Versatile Sicrysâą silver and copper nano-metric digital inks will accelerate the adoption of printed electronics
PV Nano Cell (PVN) has announced that it is introducing its digital ink technology to the rapidly growing U.S. printed electronics (PE) market. PVN's Sicrysâą family of innovative, nanometric conductive inks is expected to speed the adoption of printed electronics (PE), which can bring intelligence to virtually any object by enabling the use of fast, inexpensive inkjet printing technologies that can be used on flexible substrates such as plastic, fabric or even paper.
The entry of Israel-based PV Nano Cell into the U.S. PE market follows the recent introduction of its digital ink technology to the U.S. solar photovoltaic (PV) market, where it is expected to accelerate the adoption of solar PV by achieving significant cost reductions in the production of silicon solar cells and by increasing solar cell efficiencies at a mass production scale.
The PE market is predicted to grow at a CAGR of 33.8 percent from 2014 to 2020, reaching $40.2 billion by 2020, with more and more innovative applications moving toward commercialization, according to an industry report. Conductive inks are critical to the growth of the PE industry because they enable the use of inkjet printing technologies, which are digital, faster, less expensive, simpler and more versatile than conventional printing technologies.
"We look forward to our Sicrysâą family of single-crystal nanometric silver conductive inks accelerating innovation in the rapidly growing field of printed electronics by enabling the increased adoption of low-cost, flexible inkjet printing technologies," said Fernando de la Vega, Ph.D., founder and CEO of PV Nano Cell. "Our Sicrysâą silver- and copper-based inks can be used in a range of industrial inkjet printing applications, including photovoltaics, printed circuit boards, RFID tags, sensors, smart cards, touch screens and advanced packaging."

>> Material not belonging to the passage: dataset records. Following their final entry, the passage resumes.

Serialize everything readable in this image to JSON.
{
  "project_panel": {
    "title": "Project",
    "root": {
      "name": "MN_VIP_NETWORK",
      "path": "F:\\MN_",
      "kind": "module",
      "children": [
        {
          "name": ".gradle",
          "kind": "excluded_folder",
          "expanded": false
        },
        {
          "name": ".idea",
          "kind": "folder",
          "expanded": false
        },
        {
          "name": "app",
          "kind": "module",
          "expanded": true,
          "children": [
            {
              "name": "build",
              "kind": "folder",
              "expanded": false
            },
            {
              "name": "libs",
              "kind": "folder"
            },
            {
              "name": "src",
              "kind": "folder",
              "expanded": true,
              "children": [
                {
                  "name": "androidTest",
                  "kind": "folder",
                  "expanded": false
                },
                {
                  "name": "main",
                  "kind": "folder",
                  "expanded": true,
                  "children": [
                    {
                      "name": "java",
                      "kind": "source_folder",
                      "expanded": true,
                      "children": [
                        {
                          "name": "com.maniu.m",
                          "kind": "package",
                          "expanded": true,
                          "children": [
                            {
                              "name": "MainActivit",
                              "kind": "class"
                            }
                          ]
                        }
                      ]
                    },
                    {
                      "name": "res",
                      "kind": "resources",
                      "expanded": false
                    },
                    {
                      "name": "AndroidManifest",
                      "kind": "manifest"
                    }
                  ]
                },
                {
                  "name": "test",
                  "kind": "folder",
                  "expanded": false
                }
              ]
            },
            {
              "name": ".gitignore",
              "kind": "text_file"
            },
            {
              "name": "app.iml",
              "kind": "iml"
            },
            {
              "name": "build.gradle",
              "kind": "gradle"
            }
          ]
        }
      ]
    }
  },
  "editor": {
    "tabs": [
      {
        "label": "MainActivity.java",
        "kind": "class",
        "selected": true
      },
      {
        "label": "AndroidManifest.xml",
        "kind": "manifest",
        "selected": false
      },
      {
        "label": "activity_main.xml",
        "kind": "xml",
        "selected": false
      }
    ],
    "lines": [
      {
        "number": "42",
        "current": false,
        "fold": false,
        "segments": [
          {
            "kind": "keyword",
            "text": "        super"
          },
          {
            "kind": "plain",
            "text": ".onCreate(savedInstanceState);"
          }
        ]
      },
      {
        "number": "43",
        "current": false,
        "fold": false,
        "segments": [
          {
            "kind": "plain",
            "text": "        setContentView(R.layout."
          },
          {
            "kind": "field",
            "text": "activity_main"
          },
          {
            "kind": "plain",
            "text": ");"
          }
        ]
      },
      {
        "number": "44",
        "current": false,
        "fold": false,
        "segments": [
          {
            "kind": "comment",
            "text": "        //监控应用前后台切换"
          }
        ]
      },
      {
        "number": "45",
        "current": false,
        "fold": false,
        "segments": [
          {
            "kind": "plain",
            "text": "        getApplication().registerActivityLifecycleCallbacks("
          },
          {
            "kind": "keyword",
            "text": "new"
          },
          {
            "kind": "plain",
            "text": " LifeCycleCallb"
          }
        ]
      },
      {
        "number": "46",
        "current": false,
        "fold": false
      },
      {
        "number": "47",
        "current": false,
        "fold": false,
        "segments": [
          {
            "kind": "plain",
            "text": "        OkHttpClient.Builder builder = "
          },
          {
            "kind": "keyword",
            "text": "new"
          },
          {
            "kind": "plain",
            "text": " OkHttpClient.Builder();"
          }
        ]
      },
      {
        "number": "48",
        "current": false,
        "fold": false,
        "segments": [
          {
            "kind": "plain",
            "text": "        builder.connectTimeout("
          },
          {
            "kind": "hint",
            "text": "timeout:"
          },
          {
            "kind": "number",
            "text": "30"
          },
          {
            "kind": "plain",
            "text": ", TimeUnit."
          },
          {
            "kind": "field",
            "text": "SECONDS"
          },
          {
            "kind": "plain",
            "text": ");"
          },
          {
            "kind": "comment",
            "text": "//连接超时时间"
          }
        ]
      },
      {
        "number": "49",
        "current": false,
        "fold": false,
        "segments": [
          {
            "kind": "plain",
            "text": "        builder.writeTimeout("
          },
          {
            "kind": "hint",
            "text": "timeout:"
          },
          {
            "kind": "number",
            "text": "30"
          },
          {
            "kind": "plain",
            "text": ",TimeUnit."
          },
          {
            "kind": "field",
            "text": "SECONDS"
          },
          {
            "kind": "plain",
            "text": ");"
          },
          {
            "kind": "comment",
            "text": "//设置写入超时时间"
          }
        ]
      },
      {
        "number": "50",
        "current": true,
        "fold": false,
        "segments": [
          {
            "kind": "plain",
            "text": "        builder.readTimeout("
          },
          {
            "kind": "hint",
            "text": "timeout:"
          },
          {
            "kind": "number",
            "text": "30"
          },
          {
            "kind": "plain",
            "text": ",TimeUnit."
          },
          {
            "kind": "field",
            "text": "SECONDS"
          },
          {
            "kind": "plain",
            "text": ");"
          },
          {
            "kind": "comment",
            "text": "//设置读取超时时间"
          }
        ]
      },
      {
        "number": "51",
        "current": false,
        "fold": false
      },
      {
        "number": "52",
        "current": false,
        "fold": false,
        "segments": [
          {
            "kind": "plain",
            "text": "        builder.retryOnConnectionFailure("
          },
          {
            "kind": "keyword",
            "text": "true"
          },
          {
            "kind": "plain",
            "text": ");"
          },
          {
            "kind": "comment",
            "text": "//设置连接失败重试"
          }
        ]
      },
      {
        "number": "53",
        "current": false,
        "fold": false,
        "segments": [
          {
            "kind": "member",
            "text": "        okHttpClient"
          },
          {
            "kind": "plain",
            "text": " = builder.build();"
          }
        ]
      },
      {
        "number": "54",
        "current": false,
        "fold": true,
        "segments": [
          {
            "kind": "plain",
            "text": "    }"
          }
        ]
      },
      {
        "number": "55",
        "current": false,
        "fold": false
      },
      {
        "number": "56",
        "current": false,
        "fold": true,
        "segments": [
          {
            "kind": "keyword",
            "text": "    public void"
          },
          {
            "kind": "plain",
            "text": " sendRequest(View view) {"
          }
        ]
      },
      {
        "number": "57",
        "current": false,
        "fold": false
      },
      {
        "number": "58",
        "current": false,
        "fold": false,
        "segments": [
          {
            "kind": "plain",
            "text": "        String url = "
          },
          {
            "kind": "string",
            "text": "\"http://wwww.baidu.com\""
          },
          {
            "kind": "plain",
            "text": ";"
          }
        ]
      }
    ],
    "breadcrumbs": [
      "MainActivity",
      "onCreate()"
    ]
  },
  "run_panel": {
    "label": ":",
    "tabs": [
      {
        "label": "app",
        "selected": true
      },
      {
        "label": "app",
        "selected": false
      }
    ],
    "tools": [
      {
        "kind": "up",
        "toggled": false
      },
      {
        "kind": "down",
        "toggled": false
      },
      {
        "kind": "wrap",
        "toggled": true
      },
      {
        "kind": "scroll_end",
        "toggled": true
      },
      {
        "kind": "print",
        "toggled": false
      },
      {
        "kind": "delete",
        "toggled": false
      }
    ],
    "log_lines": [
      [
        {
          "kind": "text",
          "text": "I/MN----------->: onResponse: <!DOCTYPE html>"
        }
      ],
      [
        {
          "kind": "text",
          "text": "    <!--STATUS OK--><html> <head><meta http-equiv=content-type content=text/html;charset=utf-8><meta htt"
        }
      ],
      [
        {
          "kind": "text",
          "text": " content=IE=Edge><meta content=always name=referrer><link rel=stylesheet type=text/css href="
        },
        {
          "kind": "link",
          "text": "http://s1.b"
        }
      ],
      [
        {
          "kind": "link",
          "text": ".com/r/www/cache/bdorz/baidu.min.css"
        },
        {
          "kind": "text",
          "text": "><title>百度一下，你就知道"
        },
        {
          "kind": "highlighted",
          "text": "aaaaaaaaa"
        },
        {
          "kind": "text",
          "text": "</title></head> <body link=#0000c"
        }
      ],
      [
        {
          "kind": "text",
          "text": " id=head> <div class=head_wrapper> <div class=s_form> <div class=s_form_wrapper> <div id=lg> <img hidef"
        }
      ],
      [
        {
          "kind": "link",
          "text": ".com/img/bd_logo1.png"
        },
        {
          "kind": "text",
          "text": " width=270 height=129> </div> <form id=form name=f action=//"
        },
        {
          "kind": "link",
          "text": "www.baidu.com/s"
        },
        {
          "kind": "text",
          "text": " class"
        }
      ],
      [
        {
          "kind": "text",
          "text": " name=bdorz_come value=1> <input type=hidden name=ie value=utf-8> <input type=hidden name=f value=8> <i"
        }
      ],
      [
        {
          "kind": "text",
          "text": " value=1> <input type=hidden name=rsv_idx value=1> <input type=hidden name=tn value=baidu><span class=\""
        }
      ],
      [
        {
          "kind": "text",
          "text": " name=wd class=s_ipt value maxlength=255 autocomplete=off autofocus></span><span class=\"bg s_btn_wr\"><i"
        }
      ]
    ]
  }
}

The field of printed electronics is expected to revolutionize our daily lives by enabling the distribution of small, inexpensive, networked processing devices used for commonplace purposes at all scales throughout everyday life. These electronics are typically printed on films made of plastics. But until now the field has been held back by the lack of printing technologies that enable printing on flexible substrates.
Digital ink technologies enable printing on flexible substrates made of plastic or even paper. By contrast with traditional printing technologies, which use a master printing plate, non-touch digital technologies have no significant impact on the substrate, making the printing process faster, more flexible and less expensive. Also, because digital inks can be sintered at low temperatures, they allow the use of the flexible, temperature-sensitive (but inexpensive) substrates.
Sicrysâą family of inks are the enablers for customized and 3D printed electronics. PVN is working with several OEMs to develop printed antenna prototypes using inkjet technology. Preliminary results show that costs can be reduced by as much as a half.